There are a few albums, as I came into [making music], that I just idealized as the pinnacle of beautiful arrangement and musicality – a couple old Al Green albums that I listened to on repeat for 20 years. Basically what happened is I got a random call from Robert Gordon, who is friends with all these musicians. Each of those guys, I have really studied and admired their work, all the subtle levels of what they do. Even being in the country-ish realm, we thought to emulate that level of sensitivity and the way they all play together. It was a really mind-blowing experience that I got to go to Memphis and meet these guys and work with them. It was a really intense and beautiful experience – that studio in that neighborhood, with those guys. They treated me like family. It was like if I could go to my personal historical museum. It was really wild to sit there and… It was interesting. But it didn’t feel foreign because I’d been in step with what they do for so long. I’ve always loved every stream of Anericana and folk and soul. It’s just amazing to be right there in it.
I can imagine after listening to the music so long, it’d be like walking into your own fairytale.

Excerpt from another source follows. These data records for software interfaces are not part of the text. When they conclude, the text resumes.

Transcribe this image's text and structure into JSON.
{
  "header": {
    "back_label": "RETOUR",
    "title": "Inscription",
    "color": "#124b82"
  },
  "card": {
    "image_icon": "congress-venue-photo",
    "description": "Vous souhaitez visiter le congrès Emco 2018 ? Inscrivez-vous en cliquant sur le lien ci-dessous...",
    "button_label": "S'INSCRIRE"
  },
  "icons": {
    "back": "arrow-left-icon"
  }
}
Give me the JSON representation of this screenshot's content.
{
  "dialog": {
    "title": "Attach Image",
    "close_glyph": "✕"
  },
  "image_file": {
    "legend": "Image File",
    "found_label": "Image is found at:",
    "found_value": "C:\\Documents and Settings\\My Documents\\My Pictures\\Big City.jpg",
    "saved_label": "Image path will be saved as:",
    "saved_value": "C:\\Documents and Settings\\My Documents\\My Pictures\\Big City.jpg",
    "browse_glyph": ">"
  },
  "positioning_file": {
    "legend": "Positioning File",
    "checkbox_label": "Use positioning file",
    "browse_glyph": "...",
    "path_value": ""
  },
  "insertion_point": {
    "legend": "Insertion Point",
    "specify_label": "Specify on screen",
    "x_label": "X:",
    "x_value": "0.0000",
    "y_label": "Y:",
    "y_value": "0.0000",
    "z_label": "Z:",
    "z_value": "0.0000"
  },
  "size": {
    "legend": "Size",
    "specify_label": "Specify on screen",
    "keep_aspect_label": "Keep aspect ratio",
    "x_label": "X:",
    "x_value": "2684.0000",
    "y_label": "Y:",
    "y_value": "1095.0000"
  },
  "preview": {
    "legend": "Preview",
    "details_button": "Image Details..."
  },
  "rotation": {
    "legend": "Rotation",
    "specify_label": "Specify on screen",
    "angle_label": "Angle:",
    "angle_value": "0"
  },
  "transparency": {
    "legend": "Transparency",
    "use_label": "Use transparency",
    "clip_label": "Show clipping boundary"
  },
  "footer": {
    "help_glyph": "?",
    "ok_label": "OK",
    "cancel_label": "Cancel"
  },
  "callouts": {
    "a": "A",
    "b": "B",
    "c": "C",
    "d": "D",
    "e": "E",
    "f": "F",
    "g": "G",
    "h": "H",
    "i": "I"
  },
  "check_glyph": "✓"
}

Yeah. Not a lot of people know that these guys really created that sound. It’s like standing in the shadows of Motown. Teenie Hodges, Charles, Leroy… Everyone in my band that I play with – my bass player’s stolen every line from them since he started playing bass. My drummer studied that drummer. These guys are iconic masters of the soulful, vibey thing. They created it. I think for them, it was interesting to have fresh air breathed into what they do, to be asked to collaborate on a new project that was really about them and bringing what they do into a different context.
What did you learn from being there in the same room with them?
One thing that’s so interesting about them is that they’re brothers – they’re from a family of 12 with four sets of twins. When they play, they’re really free. They take all kinds of risks and chances. They’re really interactive and they just move as one thing, yet they also support you. They’re so strong and they’re very connected to this long history. They’re just a force. I think I learned something about tentativeness, how tentative I can be with my own music. To collaborate with them was to allow a stronger thing to happen. I learned a lot of things. I feel like I’ll be processing what I learned from those guys for a long time.
When you take these songs out on the road, you’re not having them tour with you. How different is the performance from the recording?
We’re just starting to have our first rehearsals. Even on the last record, people may not realize it but there was a really strong influence of that sound. Everyone I work with really admires and attempts to emulate what those guys do. I don’t feel like it’ll be drastically different form the recording. You have to accept that a live show is different from a recording. I mean, Teenie is gone now. He died, but… I’m not sure. That’s a question I’ll discover once we start going.
Indian Ocean will release on Nettwerk Records, October 14, 2014. Photo courtesy Nettwerk Music Group.